The thought’s enough to kill any desire for now. Sadness doesn’t fill up the hole it leaves, though. That’s new.
“You got a problem, Freckles?” Sawyer asks, cocky, smiling so big his dimples show. Something like this happened years ago; she hasn’t thought about it in ages. They found a waterfall, she remembers. He ran right on in. Most of the time, this memory turns right into and-then-they-found-the-case-and-then-he-w
It wasn’t all misery.
So now she shrugs and gives him a cute little grin. “Nothing I haven’t seen before.”
He laughs and pulls his boxers off. She pulls her shirt off over her head and lets it fall at her feet. The water soaks it quick. She slips out of her jeans.
“Damn, Freckles,” he says, ogling the underwear he wasn’t supposed to see, “were you planning on seducing me in a boudoir at some point during this little adventure?”
“In your dreams,” she says. (She remembers stepping out of the bathroom, smiling, her hair tamed and silky around her face, and Jack waiting for her in bed – the look on his face when he saw her, like she was a dream; the way he coaxed her gently down next to him, the way she let him.)
Sawyer makes a well-I-tried face that she knows he doesn’t mean. Kate does that practical-but-unsexy thing where she turns her bra around so she can unhook it in front, then tosses it on her pile of wet clothes. Her panties, too. If Sawyer’s paying much attention, he doesn’t show it. He bounds over to the water and gets under it.
“Shit!” he howls, and leaps a few feet away. “It stings.”
“Yeah,” Kate says airily, “maybe I should have warned you about that.”

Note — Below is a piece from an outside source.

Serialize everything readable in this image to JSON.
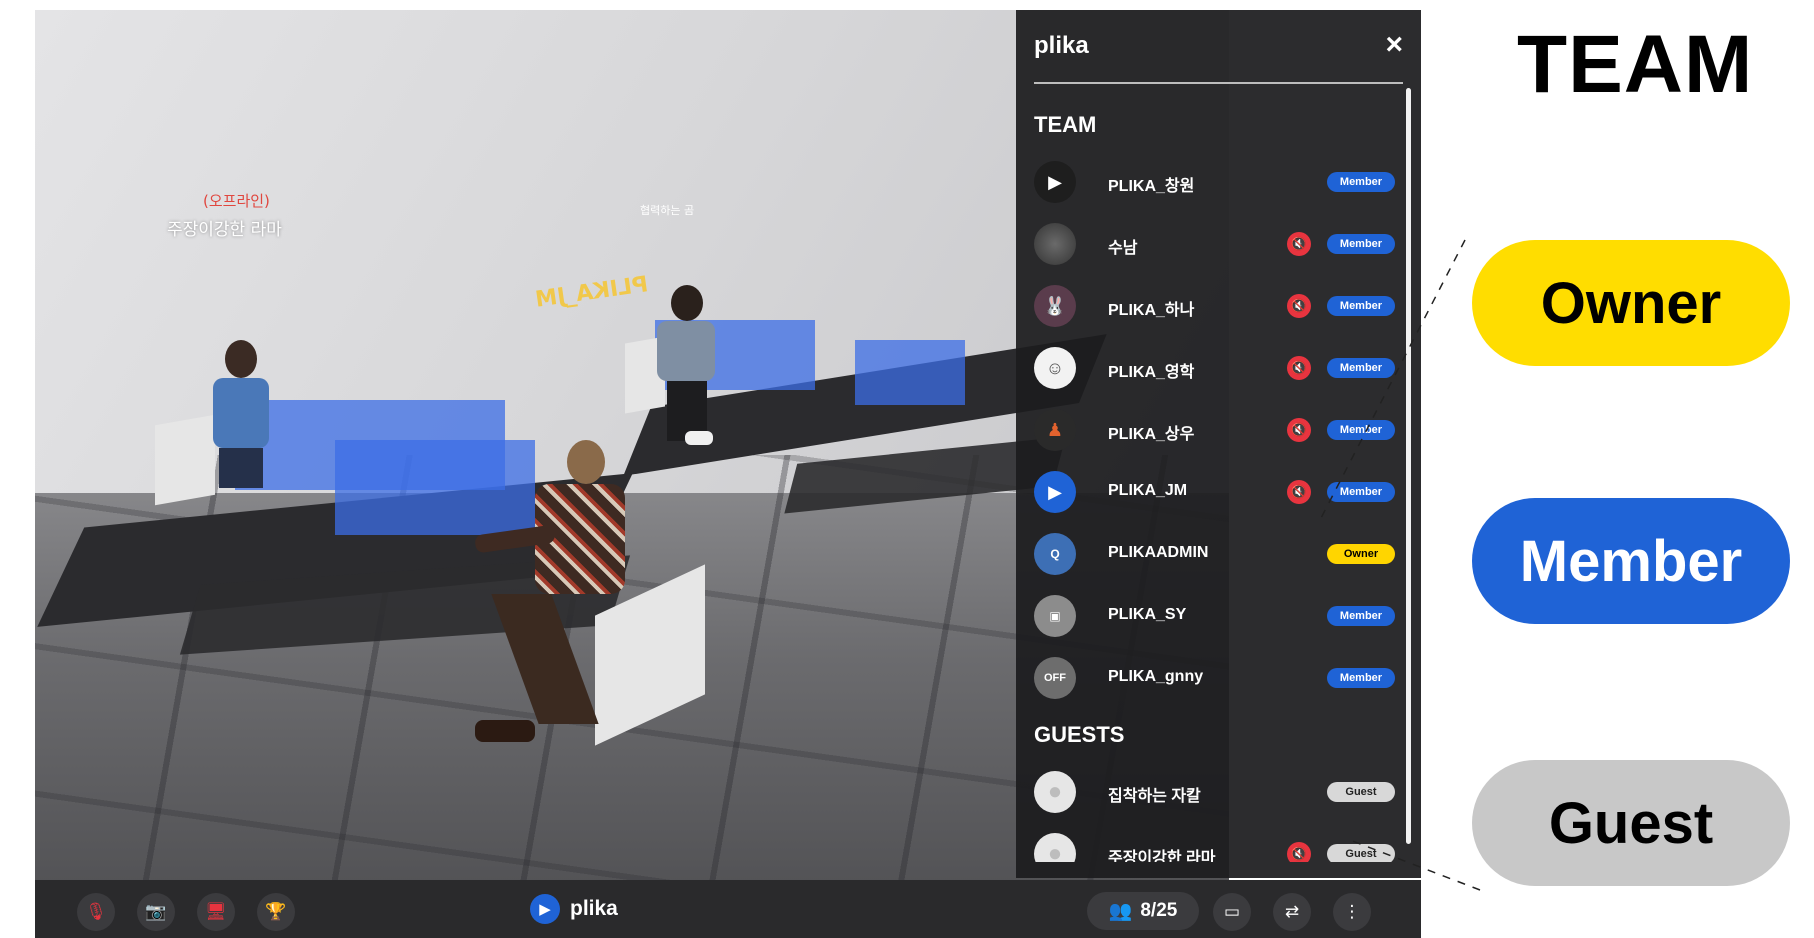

He fake-glares at her, telling her that oh, she’s in for it now, and she laughs and darts back. He lunges forward and catches her wrist, dragging her back under the water with him. They’re both laughing and cringing, and it hurts like a bitch and she can’t remember the last time she felt so alive in her skin. Sawyer shakes his head like a happy dog and a few droplets fly into her face; she damns him, laughing; he makes no apologies.